Greencastle Police take center stage at council meeting

Greencastle police officers Keith Russell and Rony were honored by borough council Monday night. They earned high honors in a regional competition for narcotics search teams.

Greencastle Borough Council congratulated two police officers and said goodbye to another Monday night.

Officer Keith Russell and his K-9 partner Rony were recognized for placing fourth in the K-9 Narcotics Competition and Certification for 2013. The event was sponsored by the United States Police Canine Association, encompassing Region 3.

“This is part of the certification process for working dog teams,” police chief John Phillippy told council members Charles Eckstine, Wade Burkholder, Larry Faight, James Farley, Craig Myers and Matt Smith. Frank Webster Jr. was absent.

“Once again they prove what an asset they are to our agency,” Phillippy continued.

Russell thanked the council for its funding of the K-9 program. While financial support was expensive, he said the return on investment was “one-thousand fold”.

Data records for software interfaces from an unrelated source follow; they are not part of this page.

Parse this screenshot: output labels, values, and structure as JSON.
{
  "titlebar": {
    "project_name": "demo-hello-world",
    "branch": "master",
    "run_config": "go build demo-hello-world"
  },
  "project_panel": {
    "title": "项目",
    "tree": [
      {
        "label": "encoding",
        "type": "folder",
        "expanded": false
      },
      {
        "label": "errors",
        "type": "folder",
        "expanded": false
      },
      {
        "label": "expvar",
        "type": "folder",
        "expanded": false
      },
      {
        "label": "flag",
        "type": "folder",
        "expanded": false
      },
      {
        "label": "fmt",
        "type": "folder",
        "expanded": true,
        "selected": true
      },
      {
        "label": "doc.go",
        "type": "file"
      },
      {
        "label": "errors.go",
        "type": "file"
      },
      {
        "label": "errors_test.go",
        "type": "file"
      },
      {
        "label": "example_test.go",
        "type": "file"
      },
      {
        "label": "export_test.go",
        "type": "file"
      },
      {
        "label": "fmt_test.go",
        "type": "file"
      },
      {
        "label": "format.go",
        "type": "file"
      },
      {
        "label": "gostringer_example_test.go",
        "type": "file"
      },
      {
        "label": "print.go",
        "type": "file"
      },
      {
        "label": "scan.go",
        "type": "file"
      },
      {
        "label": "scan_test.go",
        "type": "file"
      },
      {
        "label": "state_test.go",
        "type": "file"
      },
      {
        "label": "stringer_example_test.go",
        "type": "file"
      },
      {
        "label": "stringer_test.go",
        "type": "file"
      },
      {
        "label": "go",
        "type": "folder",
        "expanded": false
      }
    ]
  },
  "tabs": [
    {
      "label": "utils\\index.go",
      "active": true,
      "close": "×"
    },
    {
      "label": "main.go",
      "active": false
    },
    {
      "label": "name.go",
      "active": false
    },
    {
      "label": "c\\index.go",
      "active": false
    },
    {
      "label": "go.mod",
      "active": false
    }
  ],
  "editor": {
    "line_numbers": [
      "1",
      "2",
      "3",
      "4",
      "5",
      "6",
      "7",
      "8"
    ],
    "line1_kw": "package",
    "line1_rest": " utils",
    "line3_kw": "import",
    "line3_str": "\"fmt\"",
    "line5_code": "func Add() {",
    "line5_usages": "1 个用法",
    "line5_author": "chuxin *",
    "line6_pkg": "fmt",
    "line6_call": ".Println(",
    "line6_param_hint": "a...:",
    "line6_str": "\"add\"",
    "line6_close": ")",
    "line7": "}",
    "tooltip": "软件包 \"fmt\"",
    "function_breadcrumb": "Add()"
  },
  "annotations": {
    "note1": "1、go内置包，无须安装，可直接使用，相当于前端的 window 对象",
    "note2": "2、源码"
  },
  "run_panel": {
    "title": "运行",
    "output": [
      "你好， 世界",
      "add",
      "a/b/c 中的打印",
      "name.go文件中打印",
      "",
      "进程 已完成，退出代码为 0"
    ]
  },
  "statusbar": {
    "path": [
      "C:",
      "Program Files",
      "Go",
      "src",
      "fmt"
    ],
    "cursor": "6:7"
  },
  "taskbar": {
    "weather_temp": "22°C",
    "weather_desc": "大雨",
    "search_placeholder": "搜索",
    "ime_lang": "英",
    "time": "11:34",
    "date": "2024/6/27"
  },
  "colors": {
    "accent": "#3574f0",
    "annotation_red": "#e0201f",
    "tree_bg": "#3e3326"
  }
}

Rony could track drugs, but was also the equivalent of multiple human officers. Russell valued his presence on night patrol, for instance, when he could send Rony into a building first. The partners are together around the clock, he said. He also noted that Rony beat out a team from the CIA at the competition.

“That shows how important it is to have the right dog,” he said.

Council also accepted the resignation of officer Greg Pritchard. He served as a fulltime officer for five years, and has taken another job.

Eckstine called him “an outstanding young man” and wished him well in his next endeavor.

Other business

J A Myers, Hanover, with the low of three base bids at $219,513, was awarded the contract for the Franklin Street Draining Improvement Project. Borough manager Susan Armstrong was directed to negotiate the company’s contingency bid, which was significantly higher that those of the competitors.

Two ordinances were unanimously adopted. New sign regulations address electronic scoreboards at athletic venues, electronic message centers, information kiosks and sandwich boards. The speed limit on South Washington Street was also decreased to 25 miles per hour.